The airline confirmed that crew aboard flight CX893 from Hong Kong to San Francisco saw the early morning intercontinental ballistic missile (ICBM) test from afar on November 29 as the passenger plane flew over Japan.
The crew members notified Japanese air traffic control officials of their suspected sighting of the missile's re-entry. The ICBM was launched at 2.18am China Standard Time (CST).
A Cathay Pacific spokesperson told SCMP that the flight operations remained normal and were unaffected. The airline will not change routes or other operating procedures, but said that it would be on alert and review the situation.
An image from last week's DPRK missile test
In an internal message to Cathay Pacific employees, general manager Mark Hoey informed staff of the incident, writing:
Today [date unspecified] the crew of CX893 reported, "Be advised, we witnessed the DPRK missile blow up and fall apart near our current location." We advised ATC [air traffic control] and ops [operations] normal. Looking at the actual plots, CX096 [a Cathay Pacific cargo flight] might have been the closest, at a few hundred miles laterally.
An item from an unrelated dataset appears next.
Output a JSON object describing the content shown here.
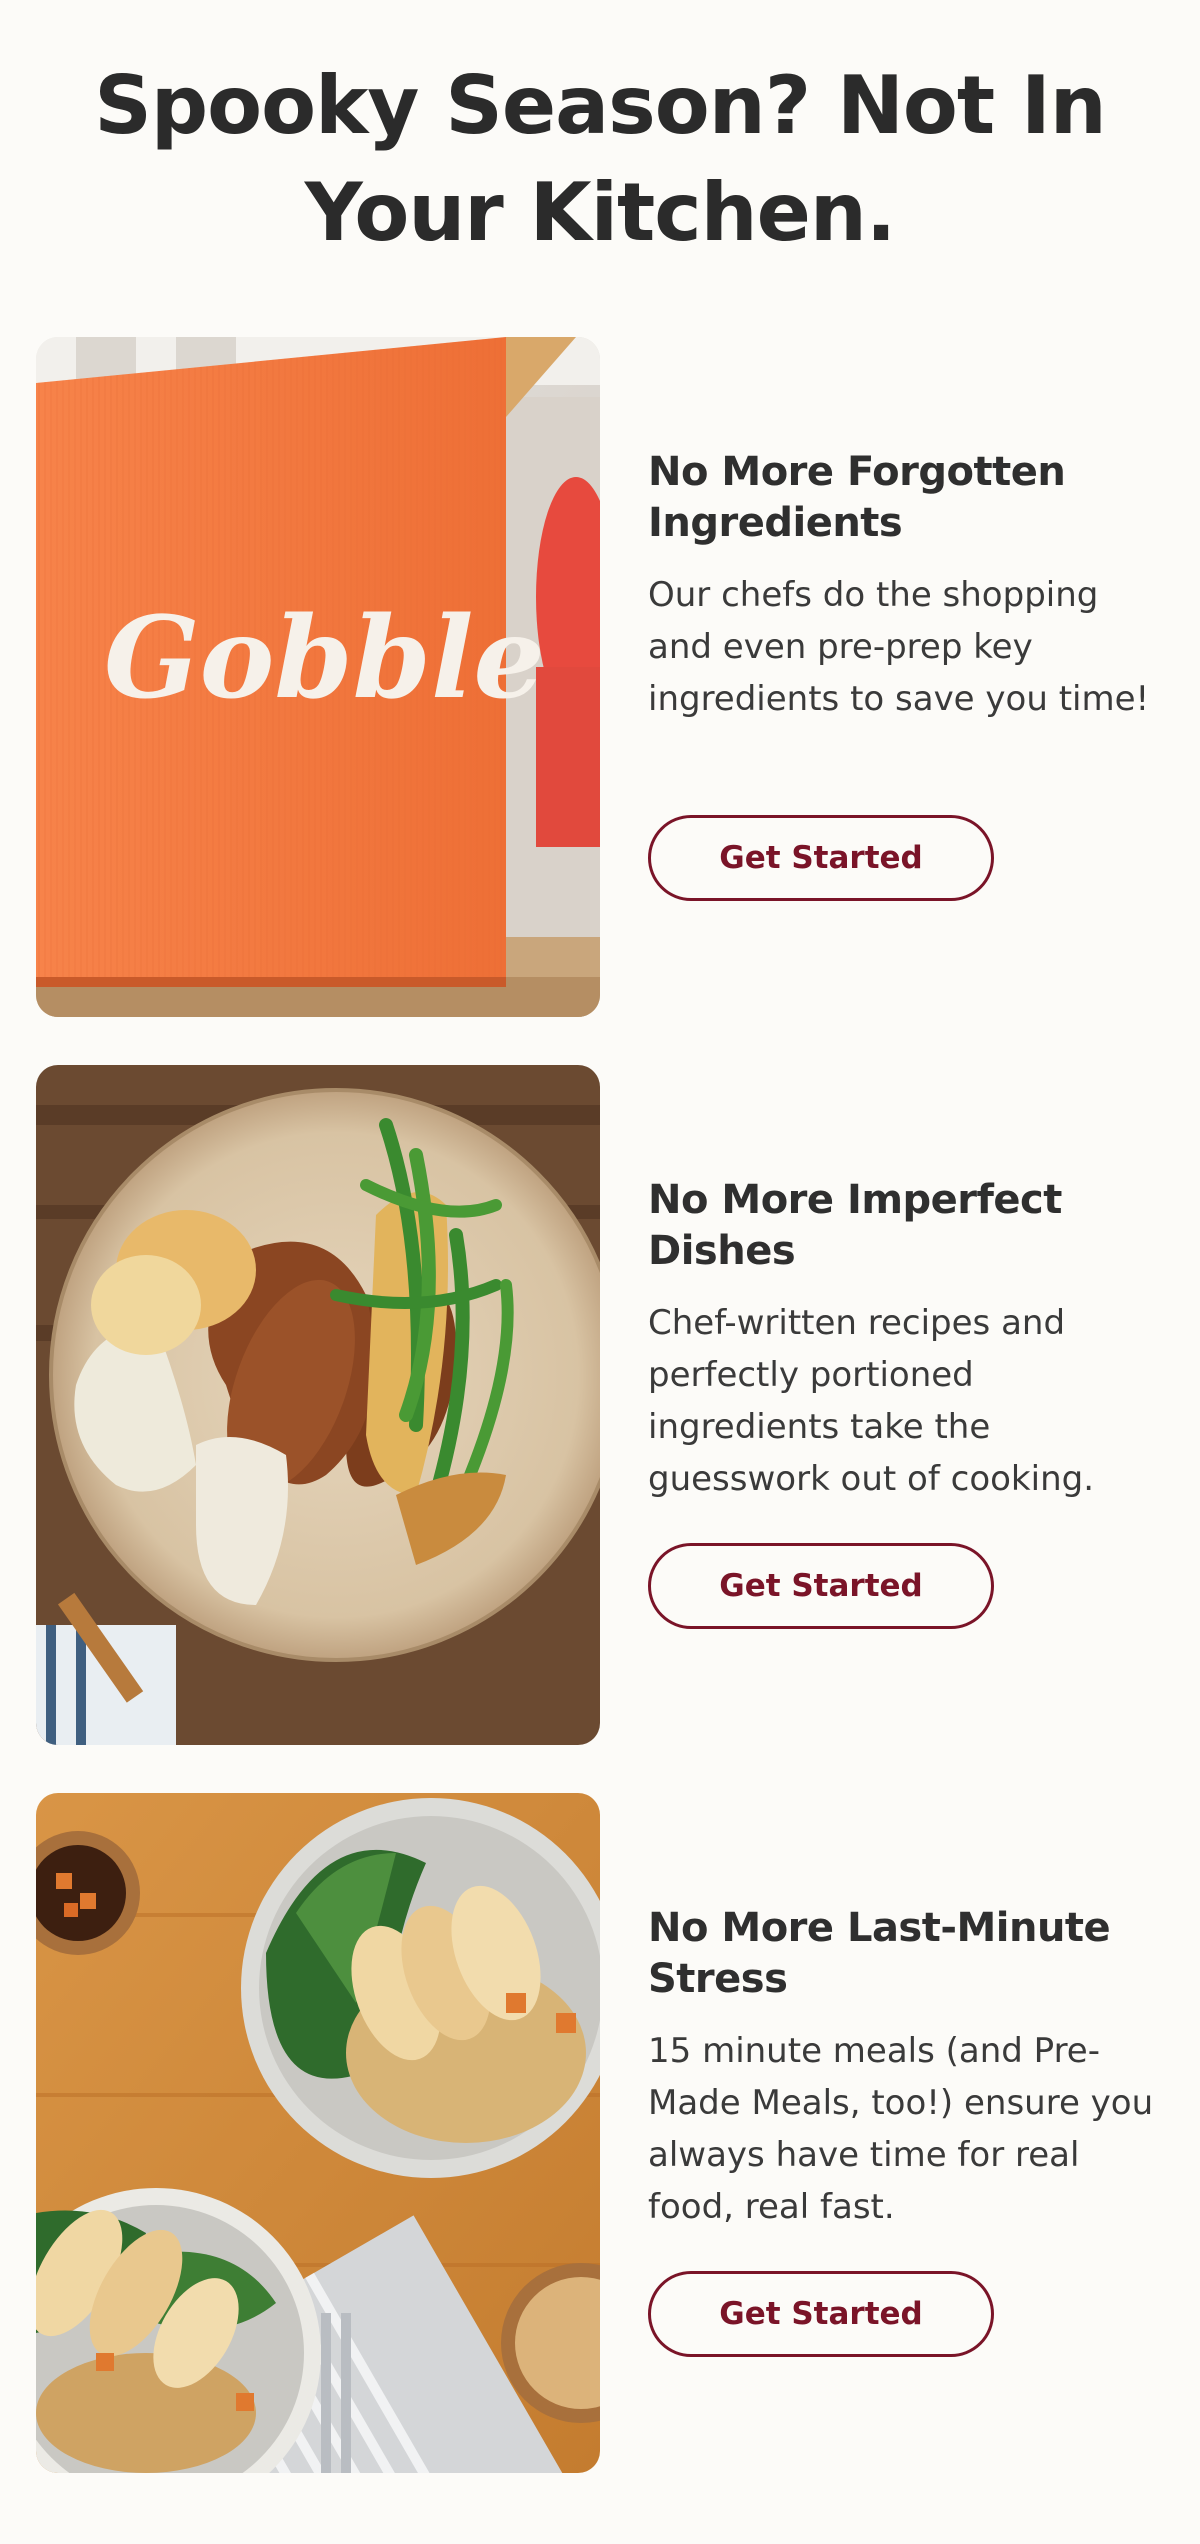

The Alaska-bound cargo flight (CX096) was also over Japan when the missile made its re-entry.
Pilots of two Korean Air flights also reportedly witnessed flashes of light believed to be from the missile launch, according to an unnamed airline official. The planes were on their way to Incheon International Airport near the South Korean capital of Seoul, en route from Los Angeles and San Francisco.
The captain of the first plane reported seeing a flash to Japanese ground control about an hour after North Korea fired what it said was a new intercontinental ballistic missile.
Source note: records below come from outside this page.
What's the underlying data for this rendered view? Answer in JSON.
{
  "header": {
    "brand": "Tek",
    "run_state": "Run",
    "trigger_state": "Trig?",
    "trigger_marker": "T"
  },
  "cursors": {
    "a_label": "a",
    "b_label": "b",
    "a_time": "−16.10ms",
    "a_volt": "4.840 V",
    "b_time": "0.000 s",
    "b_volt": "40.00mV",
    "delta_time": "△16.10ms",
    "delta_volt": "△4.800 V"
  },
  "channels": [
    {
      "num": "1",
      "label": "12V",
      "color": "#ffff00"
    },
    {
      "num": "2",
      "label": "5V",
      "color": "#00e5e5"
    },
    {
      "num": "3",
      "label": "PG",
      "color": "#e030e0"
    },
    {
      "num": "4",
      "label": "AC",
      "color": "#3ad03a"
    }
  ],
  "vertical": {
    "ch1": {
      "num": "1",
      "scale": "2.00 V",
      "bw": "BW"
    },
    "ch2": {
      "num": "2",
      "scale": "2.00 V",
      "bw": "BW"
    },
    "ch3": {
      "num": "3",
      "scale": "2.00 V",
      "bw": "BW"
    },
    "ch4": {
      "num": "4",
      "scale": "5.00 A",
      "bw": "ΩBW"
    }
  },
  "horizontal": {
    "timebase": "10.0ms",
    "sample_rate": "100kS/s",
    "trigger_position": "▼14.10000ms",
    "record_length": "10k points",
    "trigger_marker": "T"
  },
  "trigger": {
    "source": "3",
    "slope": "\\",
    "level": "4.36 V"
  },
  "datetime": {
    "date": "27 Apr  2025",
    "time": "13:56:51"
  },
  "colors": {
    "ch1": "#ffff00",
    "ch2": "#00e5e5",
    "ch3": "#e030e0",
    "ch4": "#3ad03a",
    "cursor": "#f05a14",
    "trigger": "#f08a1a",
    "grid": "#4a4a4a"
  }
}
Japan’s defence minister said the missile landed in the Sea of Japan (East Sea) about that time.
The airline official said the captain of the second plane made a similar report four minutes later as his plane passed along the same route.
He said both planes safely landed at Incheon and the missile didn’t endanger their safety because the trajectory was far enough from the planes’ flight paths.
Jeremy Tam Man-ho, a lawmaker and former pilot, told the SCMP that airlines have the option of re-routing affected flights between Hong Kong, North America, Japan and South Korea in such situations. As CNN notes, the DPRK's missile tests could pose a serious threat to commercial flights.
The new ICBM, named the Hwasong-15, crash landed in the Sea of Japan early last Wednesday morning after flying 950 kilometers and reaching an altitude of nearly 4,500 kilometers (higher than any of its predecessors). The missile, said to be the most powerful one tested to date, can carry a “super large heavy warhead" and may put the entire continental US in range.